THE RECORDS:
● ● ● ● ● ● ●

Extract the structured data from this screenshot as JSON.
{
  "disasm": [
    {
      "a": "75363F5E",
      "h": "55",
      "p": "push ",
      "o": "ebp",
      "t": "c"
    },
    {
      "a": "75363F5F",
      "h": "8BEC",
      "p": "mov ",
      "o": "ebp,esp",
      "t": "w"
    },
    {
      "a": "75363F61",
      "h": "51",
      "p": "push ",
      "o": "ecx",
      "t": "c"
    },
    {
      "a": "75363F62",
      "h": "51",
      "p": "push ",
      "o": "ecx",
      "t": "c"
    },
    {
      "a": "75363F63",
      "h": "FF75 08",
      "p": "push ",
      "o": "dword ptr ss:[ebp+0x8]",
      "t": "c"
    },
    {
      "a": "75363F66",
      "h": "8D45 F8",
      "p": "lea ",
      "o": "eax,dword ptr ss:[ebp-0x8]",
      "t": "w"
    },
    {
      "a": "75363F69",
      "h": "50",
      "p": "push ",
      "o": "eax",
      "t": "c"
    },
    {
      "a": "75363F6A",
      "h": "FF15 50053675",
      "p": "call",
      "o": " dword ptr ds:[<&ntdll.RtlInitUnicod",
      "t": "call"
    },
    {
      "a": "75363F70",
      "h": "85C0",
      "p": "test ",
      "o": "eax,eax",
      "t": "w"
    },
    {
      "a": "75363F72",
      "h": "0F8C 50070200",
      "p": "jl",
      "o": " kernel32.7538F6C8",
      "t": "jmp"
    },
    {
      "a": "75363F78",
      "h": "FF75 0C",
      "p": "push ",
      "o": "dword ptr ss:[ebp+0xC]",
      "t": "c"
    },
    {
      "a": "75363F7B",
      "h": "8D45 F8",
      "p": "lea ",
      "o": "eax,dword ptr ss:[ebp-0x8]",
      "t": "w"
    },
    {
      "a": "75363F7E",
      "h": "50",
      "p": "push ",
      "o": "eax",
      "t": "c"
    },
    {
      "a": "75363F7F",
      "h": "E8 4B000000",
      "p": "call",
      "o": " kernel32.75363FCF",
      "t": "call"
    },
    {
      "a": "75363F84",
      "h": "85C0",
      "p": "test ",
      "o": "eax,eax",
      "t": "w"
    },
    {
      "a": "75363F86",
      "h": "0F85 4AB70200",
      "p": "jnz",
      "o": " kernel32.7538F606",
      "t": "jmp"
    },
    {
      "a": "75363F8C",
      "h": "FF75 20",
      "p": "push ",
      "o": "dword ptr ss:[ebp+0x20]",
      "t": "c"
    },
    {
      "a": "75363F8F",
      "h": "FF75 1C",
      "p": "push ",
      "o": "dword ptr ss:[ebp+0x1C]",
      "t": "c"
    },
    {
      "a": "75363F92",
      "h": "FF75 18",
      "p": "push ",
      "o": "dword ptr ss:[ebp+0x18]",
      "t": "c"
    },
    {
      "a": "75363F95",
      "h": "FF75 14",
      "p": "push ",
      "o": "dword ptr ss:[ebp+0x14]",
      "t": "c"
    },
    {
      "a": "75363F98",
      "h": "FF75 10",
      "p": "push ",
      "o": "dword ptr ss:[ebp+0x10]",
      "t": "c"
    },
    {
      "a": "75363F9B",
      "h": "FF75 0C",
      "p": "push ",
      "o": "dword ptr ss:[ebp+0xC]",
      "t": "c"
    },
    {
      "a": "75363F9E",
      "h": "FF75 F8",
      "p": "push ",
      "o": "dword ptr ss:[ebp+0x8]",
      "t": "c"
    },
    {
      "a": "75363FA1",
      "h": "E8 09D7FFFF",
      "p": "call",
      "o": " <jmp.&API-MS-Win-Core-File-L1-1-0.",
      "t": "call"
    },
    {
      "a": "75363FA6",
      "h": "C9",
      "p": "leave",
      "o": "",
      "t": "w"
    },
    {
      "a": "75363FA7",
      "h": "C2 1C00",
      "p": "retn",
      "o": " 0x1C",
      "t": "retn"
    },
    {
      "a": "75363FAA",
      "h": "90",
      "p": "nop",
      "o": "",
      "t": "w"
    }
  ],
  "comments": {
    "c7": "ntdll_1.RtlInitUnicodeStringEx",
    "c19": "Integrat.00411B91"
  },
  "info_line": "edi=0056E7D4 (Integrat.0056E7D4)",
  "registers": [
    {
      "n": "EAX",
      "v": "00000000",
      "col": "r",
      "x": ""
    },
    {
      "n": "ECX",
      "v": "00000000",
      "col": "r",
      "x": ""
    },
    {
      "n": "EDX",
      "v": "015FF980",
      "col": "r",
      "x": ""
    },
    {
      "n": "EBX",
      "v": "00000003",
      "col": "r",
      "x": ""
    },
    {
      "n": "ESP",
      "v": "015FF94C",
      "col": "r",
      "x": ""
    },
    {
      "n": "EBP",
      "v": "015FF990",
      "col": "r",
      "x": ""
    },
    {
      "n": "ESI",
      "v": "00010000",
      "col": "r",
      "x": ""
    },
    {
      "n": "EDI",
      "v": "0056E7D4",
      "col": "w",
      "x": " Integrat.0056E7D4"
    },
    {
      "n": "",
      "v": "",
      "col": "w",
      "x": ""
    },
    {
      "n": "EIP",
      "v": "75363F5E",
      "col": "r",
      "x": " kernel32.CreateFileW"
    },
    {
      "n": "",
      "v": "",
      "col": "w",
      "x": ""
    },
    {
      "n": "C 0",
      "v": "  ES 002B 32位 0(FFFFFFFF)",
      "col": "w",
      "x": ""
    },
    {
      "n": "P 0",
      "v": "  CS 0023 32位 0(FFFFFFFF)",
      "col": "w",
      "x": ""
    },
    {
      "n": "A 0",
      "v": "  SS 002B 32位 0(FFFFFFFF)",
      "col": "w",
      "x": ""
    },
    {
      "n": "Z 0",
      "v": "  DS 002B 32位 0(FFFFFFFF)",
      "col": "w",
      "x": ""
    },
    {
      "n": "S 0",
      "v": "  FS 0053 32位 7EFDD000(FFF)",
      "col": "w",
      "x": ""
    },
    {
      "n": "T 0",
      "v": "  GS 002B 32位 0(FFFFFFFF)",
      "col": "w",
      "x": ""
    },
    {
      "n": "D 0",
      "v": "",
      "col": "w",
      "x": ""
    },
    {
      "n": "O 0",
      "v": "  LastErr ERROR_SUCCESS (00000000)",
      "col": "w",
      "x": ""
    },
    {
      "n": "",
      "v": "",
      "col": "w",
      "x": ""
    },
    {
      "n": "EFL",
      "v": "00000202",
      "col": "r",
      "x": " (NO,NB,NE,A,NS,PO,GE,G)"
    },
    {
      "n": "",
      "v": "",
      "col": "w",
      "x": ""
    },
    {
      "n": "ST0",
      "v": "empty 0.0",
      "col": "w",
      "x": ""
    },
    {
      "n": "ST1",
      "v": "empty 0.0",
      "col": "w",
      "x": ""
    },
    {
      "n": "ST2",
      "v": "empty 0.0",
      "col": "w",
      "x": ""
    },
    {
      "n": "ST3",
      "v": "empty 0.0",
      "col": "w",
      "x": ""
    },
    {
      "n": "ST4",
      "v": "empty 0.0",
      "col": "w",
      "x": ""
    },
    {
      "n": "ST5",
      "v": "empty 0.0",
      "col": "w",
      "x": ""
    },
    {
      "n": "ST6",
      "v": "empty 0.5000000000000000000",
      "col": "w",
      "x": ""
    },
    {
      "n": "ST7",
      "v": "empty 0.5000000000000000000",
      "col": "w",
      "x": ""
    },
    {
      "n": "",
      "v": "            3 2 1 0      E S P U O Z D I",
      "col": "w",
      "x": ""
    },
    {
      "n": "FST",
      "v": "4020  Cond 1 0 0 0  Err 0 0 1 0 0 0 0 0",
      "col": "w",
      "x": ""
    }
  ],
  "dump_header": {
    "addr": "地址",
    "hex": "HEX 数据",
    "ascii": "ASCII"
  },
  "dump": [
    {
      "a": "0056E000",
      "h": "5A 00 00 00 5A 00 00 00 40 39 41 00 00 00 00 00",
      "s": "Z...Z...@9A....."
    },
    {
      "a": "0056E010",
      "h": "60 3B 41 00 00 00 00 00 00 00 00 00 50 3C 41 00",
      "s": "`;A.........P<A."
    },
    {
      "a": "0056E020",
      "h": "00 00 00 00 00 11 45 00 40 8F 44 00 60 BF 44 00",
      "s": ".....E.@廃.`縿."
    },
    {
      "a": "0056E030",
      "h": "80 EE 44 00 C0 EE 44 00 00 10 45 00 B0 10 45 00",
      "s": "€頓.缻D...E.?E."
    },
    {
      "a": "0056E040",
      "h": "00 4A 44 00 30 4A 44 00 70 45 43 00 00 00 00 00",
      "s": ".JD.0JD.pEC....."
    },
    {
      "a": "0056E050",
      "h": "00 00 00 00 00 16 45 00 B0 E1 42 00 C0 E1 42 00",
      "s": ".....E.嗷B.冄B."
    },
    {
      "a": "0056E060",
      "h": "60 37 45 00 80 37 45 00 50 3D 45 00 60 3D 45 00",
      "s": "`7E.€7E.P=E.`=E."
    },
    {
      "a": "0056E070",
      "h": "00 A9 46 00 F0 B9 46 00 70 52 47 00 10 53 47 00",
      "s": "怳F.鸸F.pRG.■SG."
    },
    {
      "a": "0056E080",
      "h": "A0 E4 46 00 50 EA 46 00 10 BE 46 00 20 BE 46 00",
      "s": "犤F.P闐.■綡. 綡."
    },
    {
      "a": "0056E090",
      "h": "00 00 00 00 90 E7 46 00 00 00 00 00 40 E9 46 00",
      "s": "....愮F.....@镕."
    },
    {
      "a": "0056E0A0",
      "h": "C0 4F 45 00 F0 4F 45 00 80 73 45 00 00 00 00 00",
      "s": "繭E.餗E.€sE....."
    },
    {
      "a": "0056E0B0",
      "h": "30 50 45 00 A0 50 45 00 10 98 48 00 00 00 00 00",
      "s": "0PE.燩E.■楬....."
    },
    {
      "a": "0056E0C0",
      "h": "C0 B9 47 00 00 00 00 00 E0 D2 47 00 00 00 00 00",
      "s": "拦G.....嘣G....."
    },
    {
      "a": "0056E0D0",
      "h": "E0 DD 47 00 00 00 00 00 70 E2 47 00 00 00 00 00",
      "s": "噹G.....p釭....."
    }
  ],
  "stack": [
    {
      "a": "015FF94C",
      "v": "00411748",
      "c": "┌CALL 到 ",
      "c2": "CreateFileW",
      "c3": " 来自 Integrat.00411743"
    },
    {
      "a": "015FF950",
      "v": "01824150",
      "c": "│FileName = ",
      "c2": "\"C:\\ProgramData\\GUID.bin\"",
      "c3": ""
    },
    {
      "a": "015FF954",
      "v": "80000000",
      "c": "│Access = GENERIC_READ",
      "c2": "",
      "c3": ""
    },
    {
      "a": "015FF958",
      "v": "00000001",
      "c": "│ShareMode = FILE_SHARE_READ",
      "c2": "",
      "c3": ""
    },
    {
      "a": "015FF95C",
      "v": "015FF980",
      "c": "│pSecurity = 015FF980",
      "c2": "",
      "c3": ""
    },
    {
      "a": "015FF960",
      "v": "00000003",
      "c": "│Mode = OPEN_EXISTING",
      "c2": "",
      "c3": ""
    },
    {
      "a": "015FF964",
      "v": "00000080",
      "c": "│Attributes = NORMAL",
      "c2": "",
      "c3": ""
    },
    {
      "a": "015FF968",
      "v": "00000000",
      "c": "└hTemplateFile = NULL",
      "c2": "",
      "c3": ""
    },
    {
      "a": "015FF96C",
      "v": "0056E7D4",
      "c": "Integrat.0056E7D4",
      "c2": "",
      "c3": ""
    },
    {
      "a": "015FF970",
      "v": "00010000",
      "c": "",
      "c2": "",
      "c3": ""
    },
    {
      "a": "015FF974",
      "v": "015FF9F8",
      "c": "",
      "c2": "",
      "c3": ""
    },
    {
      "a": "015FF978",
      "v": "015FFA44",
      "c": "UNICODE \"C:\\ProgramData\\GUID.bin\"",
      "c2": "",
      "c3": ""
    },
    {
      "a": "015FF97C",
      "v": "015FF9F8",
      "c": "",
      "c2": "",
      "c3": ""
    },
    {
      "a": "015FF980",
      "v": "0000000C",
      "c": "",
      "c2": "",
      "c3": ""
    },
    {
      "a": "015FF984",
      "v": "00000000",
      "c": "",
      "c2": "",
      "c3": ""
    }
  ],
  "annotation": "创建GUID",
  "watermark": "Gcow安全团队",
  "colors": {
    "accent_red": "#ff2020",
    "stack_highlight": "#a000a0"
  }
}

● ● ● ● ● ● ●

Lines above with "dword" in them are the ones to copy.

      "o": "dword ptr ss:[ebp+0x8]",
      "o": "eax,dword ptr ss:[ebp-0x8]",
      "o": " dword ptr ds:[<&ntdll.RtlInitUnicod",
      "o": "dword ptr ss:[ebp+0xC]",
      "o": "eax,dword ptr ss:[ebp-0x8]",
      "o": "dword ptr ss:[ebp+0x20]",
      "o": "dword ptr ss:[ebp+0x1C]",
      "o": "dword ptr ss:[ebp+0x18]",
      "o": "dword ptr ss:[ebp+0x14]",
      "o": "dword ptr ss:[ebp+0x10]",
      "o": "dword ptr ss:[ebp+0xC]",
      "o": "dword ptr ss:[ebp+0x8]",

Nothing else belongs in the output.